_Your instructions:_
Only the lines with the string "timestamp" are needed; return each of them from the entries below.

_The data:_
= Beginning of Section =

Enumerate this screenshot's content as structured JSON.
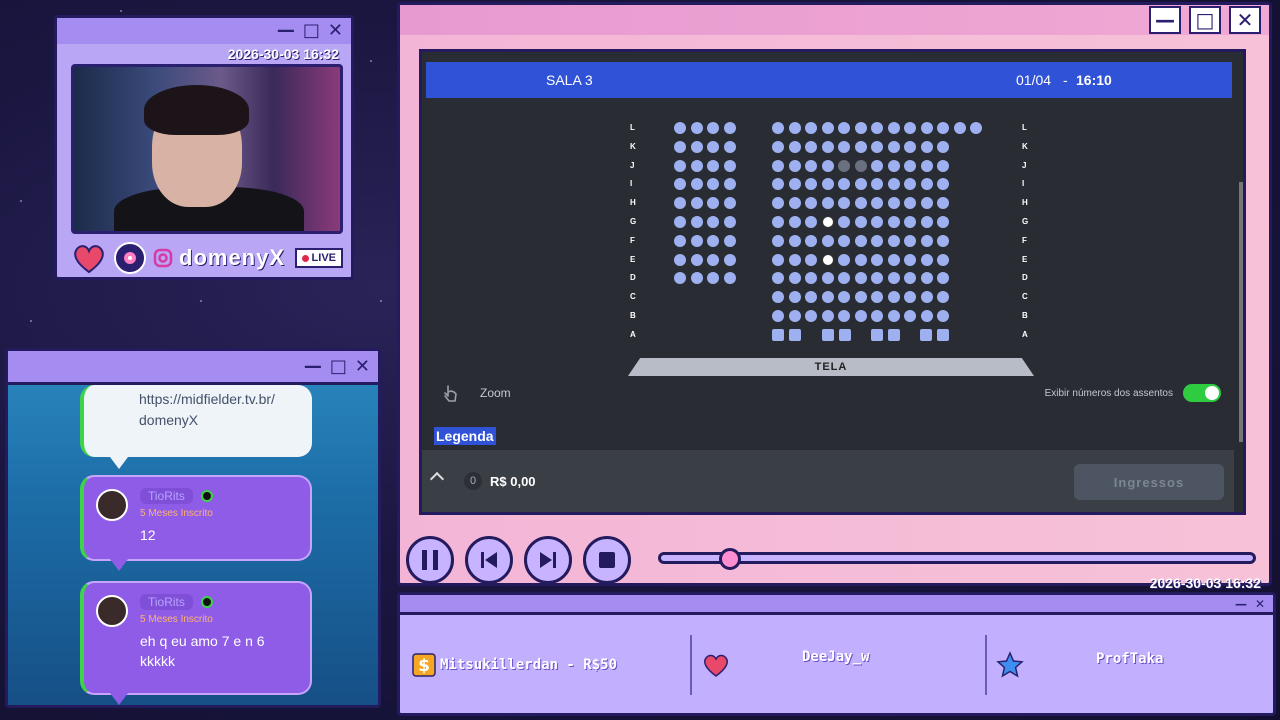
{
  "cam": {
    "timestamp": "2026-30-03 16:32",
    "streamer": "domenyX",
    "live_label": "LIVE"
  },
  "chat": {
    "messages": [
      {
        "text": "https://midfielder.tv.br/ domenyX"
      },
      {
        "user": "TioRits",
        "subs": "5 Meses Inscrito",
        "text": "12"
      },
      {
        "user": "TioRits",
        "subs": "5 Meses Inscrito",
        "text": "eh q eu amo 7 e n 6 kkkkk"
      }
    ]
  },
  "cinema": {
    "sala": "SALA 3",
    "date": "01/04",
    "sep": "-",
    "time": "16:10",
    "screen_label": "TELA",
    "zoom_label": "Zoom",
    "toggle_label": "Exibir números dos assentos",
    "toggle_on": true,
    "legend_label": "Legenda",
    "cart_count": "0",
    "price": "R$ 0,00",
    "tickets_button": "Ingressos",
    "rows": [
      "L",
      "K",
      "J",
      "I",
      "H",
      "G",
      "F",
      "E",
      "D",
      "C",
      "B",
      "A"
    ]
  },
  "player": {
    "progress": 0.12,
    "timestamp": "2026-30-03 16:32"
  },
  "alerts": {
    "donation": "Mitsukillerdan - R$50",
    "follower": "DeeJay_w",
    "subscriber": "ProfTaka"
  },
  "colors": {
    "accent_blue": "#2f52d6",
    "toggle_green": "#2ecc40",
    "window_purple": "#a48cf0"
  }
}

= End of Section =

_Response area:_
    "timestamp": "2026-30-03 16:32",
    "timestamp": "2026-30-03 16:32"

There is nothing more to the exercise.